I'd take up the food dishes and not allow the dogs to crowd you when you are dealing with food or in areas of the house where food *may* be present.

I also would not give up on Rex yet. Show him that you are in charge with firm guidance and clear rules and he'll be a happier dog for it.
Title: Re: Resource Guarding
Post by: BoxerWB on January 21, 2009, 06:44:39 PM
Neutering does cut down on male-to-male aggression - but food guarding and 'social' status aren't that - so I'd suspect you won't see a big difference.
Title: Re: Resource Guarding
Post by: AandWBoxers on January 22, 2009, 01:42:29 PM
Our thanks to you all providing guidance and information.  We really appreciate learning to recognize differences between behaviors and try to avoid certain situations.  It helps us all become better trainers! 
Title: Re: Resource Guarding
Post by: BainGhana on January 28, 2009, 11:51:56 AM
This is all great...And something that I have done with harley all his life. Hand feed kibble. Give treats then take etc.
One thing I did not see on here though is resource guarding toward other household pets. Unless I missed it of course. But I would like to ad that once Elmo came into the picture, 7 weeks ago I had to quickly begin showing harley that Elmo was no threat to him, or his food. So what I did was I would take 1 treat (puppy bisquit for example) break it in half. and give them each 1 half. let them chew it for a minute. Take it up from both and the swap. Works great. This way the other dogs scent is on the treat...Therefore they view it as oh wow Harley/Elmo gave me a treat. Cool. Same with food.
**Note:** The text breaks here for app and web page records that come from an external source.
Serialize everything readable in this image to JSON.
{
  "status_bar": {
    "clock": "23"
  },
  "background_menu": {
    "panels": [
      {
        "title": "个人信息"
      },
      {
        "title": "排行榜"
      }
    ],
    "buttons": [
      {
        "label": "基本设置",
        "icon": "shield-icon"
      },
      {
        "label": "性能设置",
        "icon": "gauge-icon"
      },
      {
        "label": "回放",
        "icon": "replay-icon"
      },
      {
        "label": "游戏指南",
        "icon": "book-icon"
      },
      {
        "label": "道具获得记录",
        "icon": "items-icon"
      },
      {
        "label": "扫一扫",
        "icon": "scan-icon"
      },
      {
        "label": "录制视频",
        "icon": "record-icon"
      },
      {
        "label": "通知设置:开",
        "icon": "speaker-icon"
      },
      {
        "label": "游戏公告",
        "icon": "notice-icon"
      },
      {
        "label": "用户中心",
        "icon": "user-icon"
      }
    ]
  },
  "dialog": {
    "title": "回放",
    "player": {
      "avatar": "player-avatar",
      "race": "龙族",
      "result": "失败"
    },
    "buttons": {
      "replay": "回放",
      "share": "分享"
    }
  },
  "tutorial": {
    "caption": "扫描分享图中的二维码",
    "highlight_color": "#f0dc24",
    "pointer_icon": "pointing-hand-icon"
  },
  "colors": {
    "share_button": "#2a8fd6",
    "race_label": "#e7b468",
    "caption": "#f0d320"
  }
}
I put 2 plates down. right next to each other. let each eat half the food on plate. Then swap plates out too. This way they are learning to not be aggressive toward me when I take up food, and also view food as a source from their pack partners too.

Title: Re: Resource Guarding
Post by: BoxerWB on January 29, 2009, 05:44:54 PM
Bain - Where did you learn this technique? It seems a little unrealistic. Afterall YOU are handing these things or "providing access" to your dogs. They aren't stupid, they know that the food is coming from you.

Something smelling like the other dog means very little - unless you think my dogs are learning to share because one lays down in a spot that smells like the other?

Also, at Elmo's young age, dog-to-dog resource guarding isn't likely to occur. You might not have had trouble with previous dogs, but given that many dogs don't have resource issues with each other, that wouldn't provide any "proof" to this method.

Title: Re: Resource Guarding
Post by: Bers on January 29, 2009, 06:39:50 PM
I've not heard of that one either. I suppose it might help them learn to share, just by desensitizing them to trading things, but I suspect they still know that the biscuit comes from Mama! :yes: